Records supplied START
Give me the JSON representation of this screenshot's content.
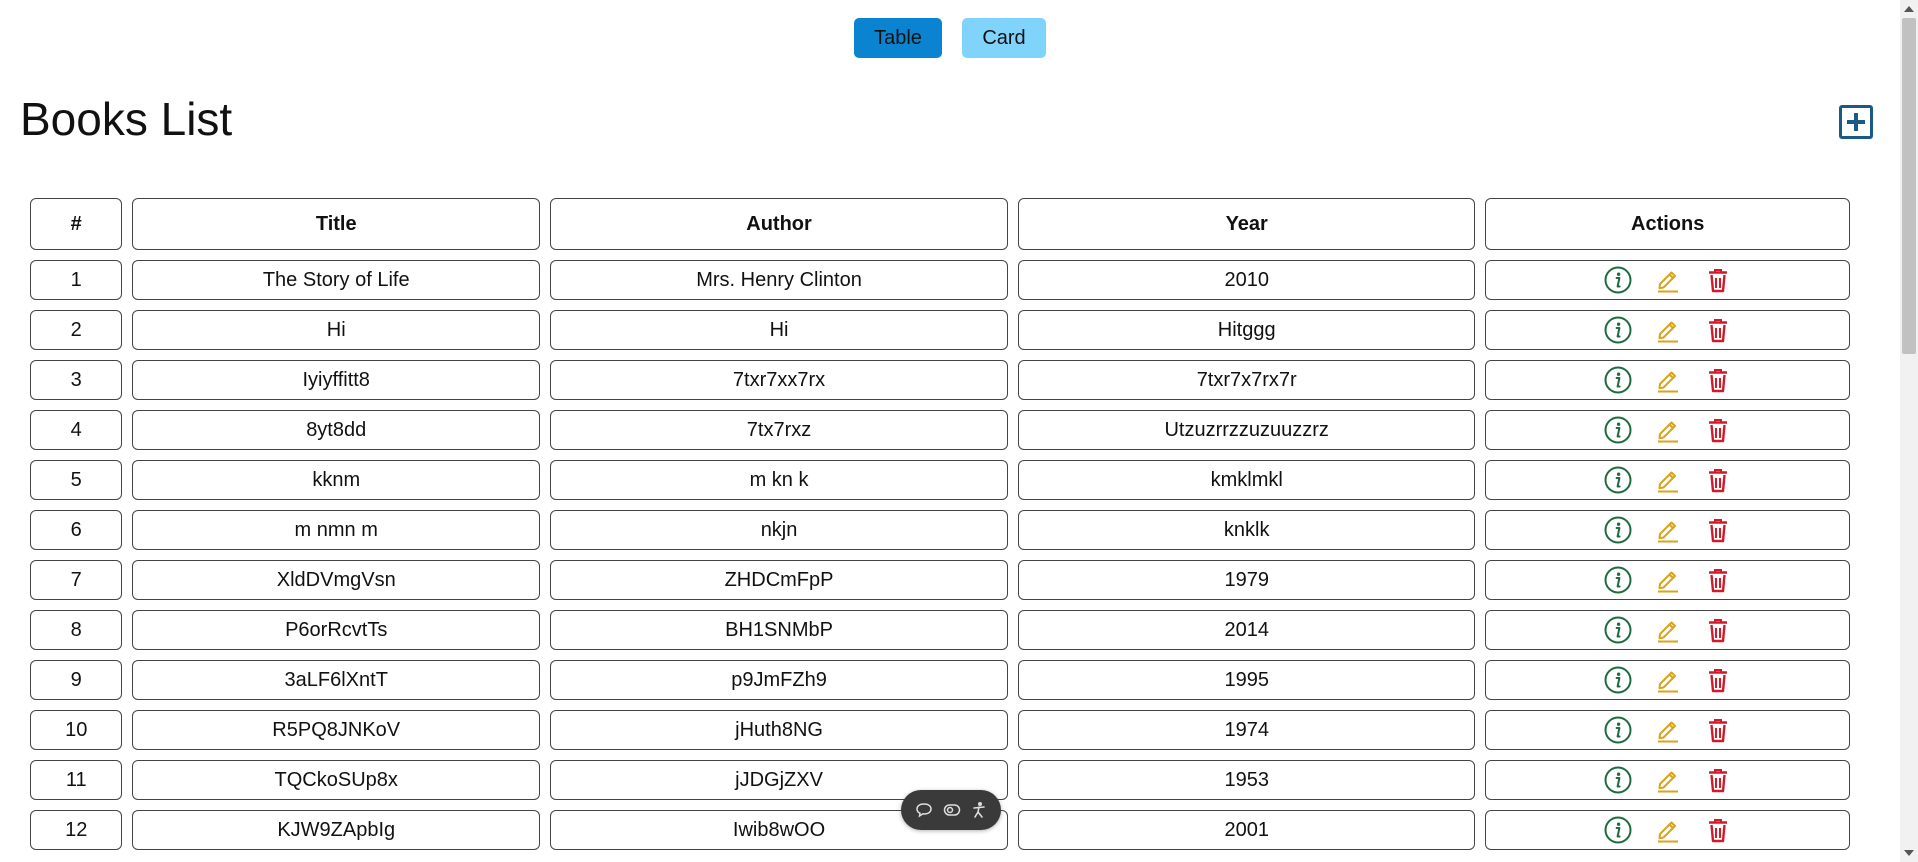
{
  "view_toggle": {
    "table_label": "Table",
    "card_label": "Card"
  },
  "page": {
    "title": "Books List"
  },
  "colors": {
    "table_btn": "#0a84d0",
    "card_btn": "#80d4fb",
    "info": "#1e6b3d",
    "edit": "#d9a31a",
    "delete": "#d11a2a",
    "add": "#1c5a86"
  },
  "table": {
    "headers": [
      "#",
      "Title",
      "Author",
      "Year",
      "Actions"
    ],
    "rows": [
      {
        "num": "1",
        "title": "The Story of Life",
        "author": "Mrs. Henry Clinton",
        "year": "2010"
      },
      {
        "num": "2",
        "title": "Hi",
        "author": "Hi",
        "year": "Hitggg"
      },
      {
        "num": "3",
        "title": "Iyiyffitt8",
        "author": "7txr7xx7rx",
        "year": "7txr7x7rx7r"
      },
      {
        "num": "4",
        "title": "8yt8dd",
        "author": "7tx7rxz",
        "year": "Utzuzrrzzuzuuzzrz"
      },
      {
        "num": "5",
        "title": "kknm",
        "author": "m kn k",
        "year": "kmklmkl"
      },
      {
        "num": "6",
        "title": "m nmn m",
        "author": "nkjn",
        "year": "knklk"
      },
      {
        "num": "7",
        "title": "XldDVmgVsn",
        "author": "ZHDCmFpP",
        "year": "1979"
      },
      {
        "num": "8",
        "title": "P6orRcvtTs",
        "author": "BH1SNMbP",
        "year": "2014"
      },
      {
        "num": "9",
        "title": "3aLF6lXntT",
        "author": "p9JmFZh9",
        "year": "1995"
      },
      {
        "num": "10",
        "title": "R5PQ8JNKoV",
        "author": "jHuth8NG",
        "year": "1974"
      },
      {
        "num": "11",
        "title": "TQCkoSUp8x",
        "author": "jJDGjZXV",
        "year": "1953"
      },
      {
        "num": "12",
        "title": "KJW9ZApbIg",
        "author": "Iwib8wOO",
        "year": "2001"
      }
    ]
  },
  "icons": {
    "add": "plus-square-icon",
    "info": "info-circle-icon",
    "edit": "pencil-icon",
    "delete": "trash-icon"
  }
}
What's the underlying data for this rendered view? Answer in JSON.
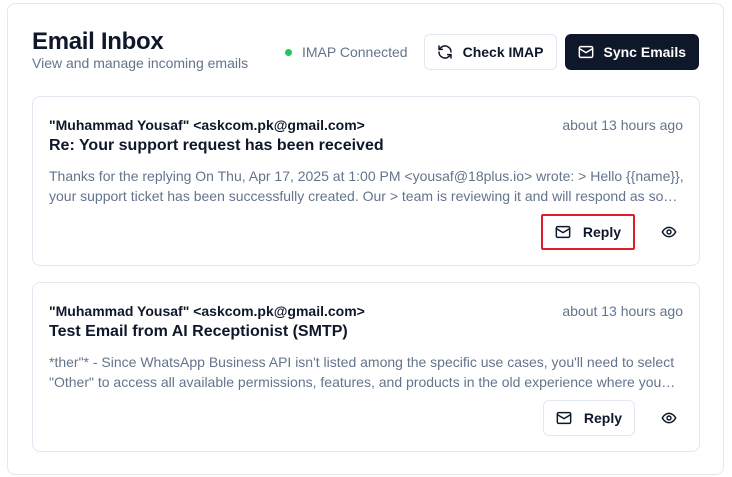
{
  "header": {
    "title": "Email Inbox",
    "subtitle": "View and manage incoming emails",
    "status_text": "IMAP Connected",
    "status_color": "#22c55e",
    "check_button_label": "Check IMAP",
    "sync_button_label": "Sync Emails"
  },
  "emails": [
    {
      "sender": "\"Muhammad Yousaf\" <askcom.pk@gmail.com>",
      "time": "about 13 hours ago",
      "subject": "Re: Your support request has been received",
      "preview": "Thanks for the replying On Thu, Apr 17, 2025 at 1:00 PM <yousaf@18plus.io> wrote: > Hello {{name}}, your support ticket has been successfully created. Our > team is reviewing it and will respond as soon as possible.",
      "reply_label": "Reply",
      "highlighted": true
    },
    {
      "sender": "\"Muhammad Yousaf\" <askcom.pk@gmail.com>",
      "time": "about 13 hours ago",
      "subject": "Test Email from AI Receptionist (SMTP)",
      "preview": "*ther\"* - Since WhatsApp Business API isn't listed among the specific use cases, you'll need to select \"Other\" to access all available permissions, features, and products in the old experience where you can choose.",
      "reply_label": "Reply",
      "highlighted": false
    }
  ],
  "icons": {
    "refresh": "refresh-icon",
    "mail": "mail-icon",
    "eye": "eye-icon"
  },
  "colors": {
    "primary_dark": "#0f172a",
    "muted_text": "#64748b",
    "border": "#e2e8f0",
    "highlight": "#e11d2b"
  }
}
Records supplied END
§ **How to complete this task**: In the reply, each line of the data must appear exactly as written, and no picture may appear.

§ **Completed task**:
Give me the JSON representation of this screenshot's content.
{
  "view_toggle": {
    "table_label": "Table",
    "card_label": "Card"
  },
  "page": {
    "title": "Books List"
  },
  "colors": {
    "table_btn": "#0a84d0",
    "card_btn": "#80d4fb",
    "info": "#1e6b3d",
    "edit": "#d9a31a",
    "delete": "#d11a2a",
    "add": "#1c5a86"
  },
  "table": {
    "headers": [
      "#",
      "Title",
      "Author",
      "Year",
      "Actions"
    ],
    "rows": [
      {
        "num": "1",
        "title": "The Story of Life",
        "author": "Mrs. Henry Clinton",
        "year": "2010"
      },
      {
        "num": "2",
        "title": "Hi",
        "author": "Hi",
        "year": "Hitggg"
      },
      {
        "num": "3",
        "title": "Iyiyffitt8",
        "author": "7txr7xx7rx",
        "year": "7txr7x7rx7r"
      },
      {
        "num": "4",
        "title": "8yt8dd",
        "author": "7tx7rxz",
        "year": "Utzuzrrzzuzuuzzrz"
      },
      {
        "num": "5",
        "title": "kknm",
        "author": "m kn k",
        "year": "kmklmkl"
      },
      {
        "num": "6",
        "title": "m nmn m",
        "author": "nkjn",
        "year": "knklk"
      },
      {
        "num": "7",
        "title": "XldDVmgVsn",
        "author": "ZHDCmFpP",
        "year": "1979"
      },
      {
        "num": "8",
        "title": "P6orRcvtTs",
        "author": "BH1SNMbP",
        "year": "2014"
      },
      {
        "num": "9",
        "title": "3aLF6lXntT",
        "author": "p9JmFZh9",
        "year": "1995"
      },
      {
        "num": "10",
        "title": "R5PQ8JNKoV",
        "author": "jHuth8NG",
        "year": "1974"
      },
      {
        "num": "11",
        "title": "TQCkoSUp8x",
        "author": "jJDGjZXV",
        "year": "1953"
      },
      {
        "num": "12",
        "title": "KJW9ZApbIg",
        "author": "Iwib8wOO",
        "year": "2001"
      }
    ]
  },
  "icons": {
    "add": "plus-square-icon",
    "info": "info-circle-icon",
    "edit": "pencil-icon",
    "delete": "trash-icon"
  }
}
What's the underlying data for this rendered view? Answer in JSON.
{
  "header": {
    "title": "Email Inbox",
    "subtitle": "View and manage incoming emails",
    "status_text": "IMAP Connected",
    "status_color": "#22c55e",
    "check_button_label": "Check IMAP",
    "sync_button_label": "Sync Emails"
  },
  "emails": [
    {
      "sender": "\"Muhammad Yousaf\" <askcom.pk@gmail.com>",
      "time": "about 13 hours ago",
      "subject": "Re: Your support request has been received",
      "preview": "Thanks for the replying On Thu, Apr 17, 2025 at 1:00 PM <yousaf@18plus.io> wrote: > Hello {{name}}, your support ticket has been successfully created. Our > team is reviewing it and will respond as soon as possible.",
      "reply_label": "Reply",
      "highlighted": true
    },
    {
      "sender": "\"Muhammad Yousaf\" <askcom.pk@gmail.com>",
      "time": "about 13 hours ago",
      "subject": "Test Email from AI Receptionist (SMTP)",
      "preview": "*ther\"* - Since WhatsApp Business API isn't listed among the specific use cases, you'll need to select \"Other\" to access all available permissions, features, and products in the old experience where you can choose.",
      "reply_label": "Reply",
      "highlighted": false
    }
  ],
  "icons": {
    "refresh": "refresh-icon",
    "mail": "mail-icon",
    "eye": "eye-icon"
  },
  "colors": {
    "primary_dark": "#0f172a",
    "muted_text": "#64748b",
    "border": "#e2e8f0",
    "highlight": "#e11d2b"
  }
}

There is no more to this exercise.